When Charlie took a sip of coffee I thought, “All I have is a couple of drunk driving arrests. Never drinking again seems harsh. I just won’t drink before I drive.”
“Alcohol robbed me of my ability to choose’” said Charlie. “I realize how little I can control and how much I have to accept. I had to forgive others if I expected forgiveness, but first I had to forgive myself. This is still hard. I had to square things with my family and husband, even though we remain separated. I had to stop denying I had a problem and ask for help. Sobriety opens up a life full of possibilities.”

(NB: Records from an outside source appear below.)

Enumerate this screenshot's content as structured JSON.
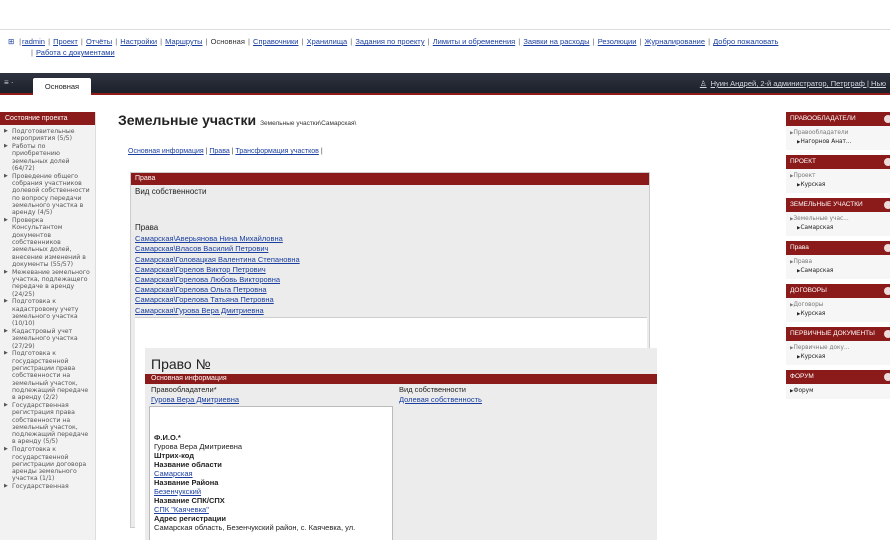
{
  "menu": {
    "icon": "grid-icon",
    "items": [
      "radmin",
      "Проект",
      "Отчёты",
      "Настройки",
      "Маршруты",
      "Основная",
      "Справочники",
      "Хранилища",
      "Задания по проекту",
      "Лимиты и обременения",
      "Заявки на расходы",
      "Резолюции",
      "Журналирование",
      "Добро пожаловать"
    ],
    "current_index": 5,
    "row2": "Работа с документами"
  },
  "navbar": {
    "menu_icon": "≡ ·",
    "tab": "Основная",
    "user": "Нуин Андрей, 2-й администратор, Петрграф | Нью"
  },
  "left": {
    "header": "Состояние проекта",
    "items": [
      "Подготовительные мероприятия (5/5)",
      "Работы по приобретению земельных долей (64/72)",
      "Проведение общего собрания участников долевой собственности по вопросу передачи земельного участка в аренду (4/5)",
      "Проверка Консультантом документов собственников земельных долей, внесение изменений в документы (55/57)",
      "Межевание земельного участка, подлежащего передаче в аренду (24/25)",
      "Подготовка к кадастровому учету земельного участка (10/10)",
      "Кадастровый учет земельного участка (27/29)",
      "Подготовка к государственной регистрации права собственности на земельный участок, подлежащий передаче в аренду (2/2)",
      "Государственная регистрация права собственности на земельный участок, подлежащий передаче в аренду (5/5)",
      "Подготовка к государственной регистрации договора аренды земельного участка (1/1)",
      "Государственная"
    ]
  },
  "main": {
    "title": "Земельные участки",
    "subtitle": "Земельные участки\\Самарская\\",
    "links": [
      "Основная информация",
      "Права",
      "Трансформация участков"
    ],
    "section": {
      "bar": "Права",
      "vid_label": "Вид собственности",
      "rights_title": "Права",
      "rights": [
        "Самарская\\Аверьянова Нина Михайловна",
        "Самарская\\Власов Василий Петрович",
        "Самарская\\Головацкая Валентина Степановна",
        "Самарская\\Горелов Виктор Петрович",
        "Самарская\\Горелова Любовь Викторовна",
        "Самарская\\Горелова Ольга Петровна",
        "Самарская\\Горелова Татьяна Петровна",
        "Самарская\\Гурова Вера Дмитриевна"
      ]
    },
    "detail": {
      "title": "Право №",
      "bar": "Основная информация",
      "holder_label": "Правообладатели*",
      "holder_value": "Гурова Вера Дмитриевна",
      "type_label": "Вид собственности",
      "type_value": "Долевая собственность",
      "card": {
        "fio_label": "Ф.И.О.*",
        "fio_value": "Гурова Вера Дмитриевна",
        "barcode_label": "Штрих-код",
        "region_label": "Название области",
        "region_value": "Самарская",
        "district_label": "Название Района",
        "district_value": "Безенчукский",
        "spk_label": "Название СПК/СПХ",
        "spk_value": "СПК \"Каячевка\"",
        "address_label": "Адрес регистрации",
        "address_value": "Самарская область, Безенчукский район, с. Каячевка, ул."
      }
    }
  },
  "right": [
    {
      "header": "ПРАВООБЛАДАТЕЛИ",
      "sub": "Правообладатели",
      "item": "Нагорнов Анат..."
    },
    {
      "header": "ПРОЕКТ",
      "sub": "Проект",
      "item": "Курская"
    },
    {
      "header": "ЗЕМЕЛЬНЫЕ УЧАСТКИ",
      "sub": "Земельные учас...",
      "item": "Самарская"
    },
    {
      "header": "Права",
      "sub": "Права",
      "item": "Самарская"
    },
    {
      "header": "ДОГОВОРЫ",
      "sub": "Договоры",
      "item": "Курская"
    },
    {
      "header": "ПЕРВИЧНЫЕ ДОКУМЕНТЫ",
      "sub": "Первичные доку...",
      "item": "Курская"
    },
    {
      "header": "ФОРУМ",
      "sub": "",
      "item": "Форум"
    }
  ]
}
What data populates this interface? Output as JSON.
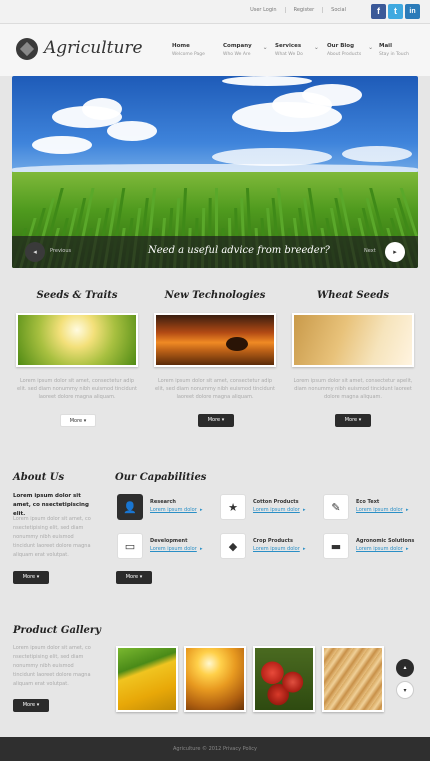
{
  "topbar": {
    "links": [
      "User Login",
      "Register",
      "Social"
    ],
    "social": [
      {
        "icon": "facebook-icon",
        "glyph": "f",
        "color": "#3b5998"
      },
      {
        "icon": "twitter-icon",
        "glyph": "t",
        "color": "#3fa9e0"
      },
      {
        "icon": "linkedin-icon",
        "glyph": "in",
        "color": "#2b7bb9"
      }
    ]
  },
  "header": {
    "logo": "Agriculture",
    "nav": [
      {
        "title": "Home",
        "sub": "Welcome Page"
      },
      {
        "title": "Company",
        "sub": "Who We Are"
      },
      {
        "title": "Services",
        "sub": "What We Do"
      },
      {
        "title": "Our Blog",
        "sub": "About Products"
      },
      {
        "title": "Mail",
        "sub": "Stay in Touch"
      }
    ]
  },
  "slider": {
    "caption": "Need a useful advice from breeder?",
    "prev": "Previous",
    "next": "Next"
  },
  "features": [
    {
      "title": "Seeds & Traits",
      "text": "Lorem ipsum dolor sit amet, consectetur adip elit. sed diam nonummy nibh euismod tincidunt laoreet dolore magna aliquam."
    },
    {
      "title": "New Technologies",
      "text": "Lorem ipsum dolor sit amet, consectetur adip elit, sed diam nonummy nibh euismod tincidunt laoreet dolore magna aliquam."
    },
    {
      "title": "Wheat Seeds",
      "text": "Lorem ipsum dolor sit amet, consectetur apelit, diam nonummy nibh euismod tincidunt laoreet dolore magna aliquam."
    }
  ],
  "more_label": "More",
  "about": {
    "title": "About Us",
    "bold": "Lorem ipsum dolor sit amet, co nsectetipiscing elit.",
    "text": "Lorem ipsum dolor sit amet, co nsectetipising elit, sed diam nonummy nibh euismod tincidunt laoreet dolore magna aliquam erat volutpat."
  },
  "capabilities": {
    "title": "Our Capabilities",
    "items": [
      {
        "title": "Research",
        "link": "Lorem ipsum dolor",
        "icon": "user-icon",
        "glyph": "👤",
        "dark": true
      },
      {
        "title": "Cotton Products",
        "link": "Lorem ipsum dolor",
        "icon": "star-icon",
        "glyph": "★",
        "dark": false
      },
      {
        "title": "Eco Text",
        "link": "Lorem ipsum dolor",
        "icon": "pencil-icon",
        "glyph": "✎",
        "dark": false
      },
      {
        "title": "Development",
        "link": "Lorem ipsum dolor",
        "icon": "monitor-icon",
        "glyph": "▭",
        "dark": false
      },
      {
        "title": "Crop Products",
        "link": "Lorem ipsum dolor",
        "icon": "tag-icon",
        "glyph": "◆",
        "dark": false
      },
      {
        "title": "Agronomic Solutions",
        "link": "Lorem ipsum dolor",
        "icon": "folder-icon",
        "glyph": "▬",
        "dark": false
      }
    ]
  },
  "gallery": {
    "title": "Product Gallery",
    "text": "Lorem ipsum dolor sit amet, co nsectetipising elit, sed diam nonummy nibh euismod tincidunt laoreet dolore magna aliquam erat volutpat."
  },
  "footer": "Agriculture © 2012 Privacy Policy"
}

“The key is, I couldn’t have done any of this without God. If I had to take on all my lies and destruction, and forgive people who have hurt me, not be angry or resentful, and never take one sip of alcohol, on my own, game over. They call it a ‘spiritual awakening.’ I call it a miracle.”
“This sounds like a cult,” I thought when Charlie finished. I looked for an exit, but the women were forming a circle to end the meeting. Wiping sweat off my hands, I slid in between Charlie and an old woman, scanning again for familiar faces. I didn’t want anyone to recognize me and think I have a drinking problem. After a few prayers, there was a buzz of conversation and another round of hugs. I waited outside the room for Charlie.
“Are you the one in charge? Court needs proof I’m going to meetings.”
“No one’s in charge, Sam, except the Higher Power that brought you here. Yes, I can sign.”
“That’s some story! You really haven’t had a drink in ten years? How’d you do it?”
“Like you do any challenging task: you read a large book a page at a time; climb a mountain a step at a time; eat a one-pound burger a bite at a time. We stay sober one day at a time. Just don’t drink today. Go to meetings. Find your Higher Power. Simple but difficult.”
“All I have are a couple of D.U.I.’s,” I said. “Now I’m ordered to go to ninety meetings in ninety days. The stories you and the other women shared are so much worse than mine.”
“Those are called your ‘not yets’…”, said Charlie. “Don’t take my word for it, take theirs.” She passed a small navy- blue book to me. “Keep comin’ back,” she said.
Alcoholics Anonymous. I opened the book. The top of the page read “There is a Solution.” I needed eighty-nine more signatures.